“I came out here and I think I’ve redeemed myself and shown that everyone is going to have to work a little harder to beat me. It’s going to be a great showdown in Rio.”
Arnold retained her F46 javelin title in style, breaking the championship record with 40.53m. Having taken the lead in the second round when extending the record to 40.03m, she followed that up with her winning throw.
“I’m over the moon,” she said. “I did want to go out there and break the world record, but in this heat, I was melting. I know there is more to come which is a massive positive.”
GB head coach Paula Dunn, who saw her team better the set medal target, commented: “We came out to Doha with the aim of winning 26-30 medals, 10-12 of those being gold, and we hit that objective before we even started the final session.
“We can’t afford to take this for granted going into a Paralympic year, but it’s a really good indication of the strength and depth we have across the board.”
The final session had got underway with a world record as Russia’s Evgenii Shvetcov clocked 24.29 to break his own record mark in a T36 200m final which saw Britain’s Graeme Ballard finish sixth.
Ballard’s team-mate Ben Rowlings was seventh in a T34 200m final won by Tunisia’s Walid Ktila who secured his fourth gold of the championships. With that win, the 30-year-old completed a double quadruple, repeating his feat from two years ago in Lyon with victories over 100m, 200m, 400m and 800m.
Rhys Jones placed eighth in the T37 100m, while T38 400m bronze medallist Shaun Burrows finished fifth in the 100m final.
Another world record fell in the men’s T11-13 4x100m as the Russian team clocked 42.11 to better a mark which had been set by Spain in 1994.
China topped the medal table in Doha with a total of 41 gold, 26 silver and 18 bronze medals, while Russia, who finished top two years ago, were second with 24 gold, 21 silver and 24 bronze.
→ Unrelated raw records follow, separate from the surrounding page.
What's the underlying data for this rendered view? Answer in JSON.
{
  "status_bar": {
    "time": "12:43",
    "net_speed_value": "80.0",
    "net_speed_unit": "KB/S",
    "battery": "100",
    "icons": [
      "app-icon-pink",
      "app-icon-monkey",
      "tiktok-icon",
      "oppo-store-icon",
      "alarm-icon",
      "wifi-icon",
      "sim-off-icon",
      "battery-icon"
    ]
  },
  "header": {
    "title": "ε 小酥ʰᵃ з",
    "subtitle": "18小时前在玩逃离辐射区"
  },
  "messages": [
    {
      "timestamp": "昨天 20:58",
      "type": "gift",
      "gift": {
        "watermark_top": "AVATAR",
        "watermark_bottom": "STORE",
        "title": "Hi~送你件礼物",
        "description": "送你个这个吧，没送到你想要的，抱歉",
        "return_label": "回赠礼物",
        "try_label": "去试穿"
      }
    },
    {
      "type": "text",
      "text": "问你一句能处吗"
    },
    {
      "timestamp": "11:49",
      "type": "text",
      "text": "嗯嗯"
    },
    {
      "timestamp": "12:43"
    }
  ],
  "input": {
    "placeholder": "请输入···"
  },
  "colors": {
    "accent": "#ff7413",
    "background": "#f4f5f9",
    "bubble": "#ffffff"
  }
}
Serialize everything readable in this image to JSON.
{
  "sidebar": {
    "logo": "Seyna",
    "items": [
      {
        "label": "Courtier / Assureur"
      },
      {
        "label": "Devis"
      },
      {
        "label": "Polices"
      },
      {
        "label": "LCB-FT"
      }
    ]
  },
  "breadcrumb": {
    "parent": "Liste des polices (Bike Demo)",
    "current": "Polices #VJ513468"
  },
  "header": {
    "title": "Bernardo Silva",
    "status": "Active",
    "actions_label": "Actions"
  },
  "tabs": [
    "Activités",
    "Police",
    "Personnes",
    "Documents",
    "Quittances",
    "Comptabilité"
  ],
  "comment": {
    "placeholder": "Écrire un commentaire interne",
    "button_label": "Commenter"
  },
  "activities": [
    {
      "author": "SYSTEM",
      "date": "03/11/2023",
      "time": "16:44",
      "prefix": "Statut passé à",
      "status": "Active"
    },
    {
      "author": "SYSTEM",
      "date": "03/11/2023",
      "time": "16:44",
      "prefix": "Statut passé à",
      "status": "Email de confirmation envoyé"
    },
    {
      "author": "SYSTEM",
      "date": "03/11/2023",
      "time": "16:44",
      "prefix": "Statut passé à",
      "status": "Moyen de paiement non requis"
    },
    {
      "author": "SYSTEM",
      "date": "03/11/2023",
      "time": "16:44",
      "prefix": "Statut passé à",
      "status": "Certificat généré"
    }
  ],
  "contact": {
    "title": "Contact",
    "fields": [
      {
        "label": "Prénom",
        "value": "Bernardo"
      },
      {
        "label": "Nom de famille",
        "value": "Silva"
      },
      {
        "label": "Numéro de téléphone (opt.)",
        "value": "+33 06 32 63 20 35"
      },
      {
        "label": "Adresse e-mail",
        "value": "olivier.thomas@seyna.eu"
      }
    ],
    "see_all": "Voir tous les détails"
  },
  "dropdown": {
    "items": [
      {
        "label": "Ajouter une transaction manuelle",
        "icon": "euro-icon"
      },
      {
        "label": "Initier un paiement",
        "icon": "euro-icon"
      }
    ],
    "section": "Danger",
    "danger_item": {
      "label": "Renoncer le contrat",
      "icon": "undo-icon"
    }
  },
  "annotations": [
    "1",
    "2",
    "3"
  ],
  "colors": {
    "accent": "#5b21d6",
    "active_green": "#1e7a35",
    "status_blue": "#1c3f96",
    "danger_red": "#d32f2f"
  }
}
USA was third, Great Britain fourth with 13 gold, nine silver and nine bronze and Tunisia fifth.
» Full results can be found at paralympic.org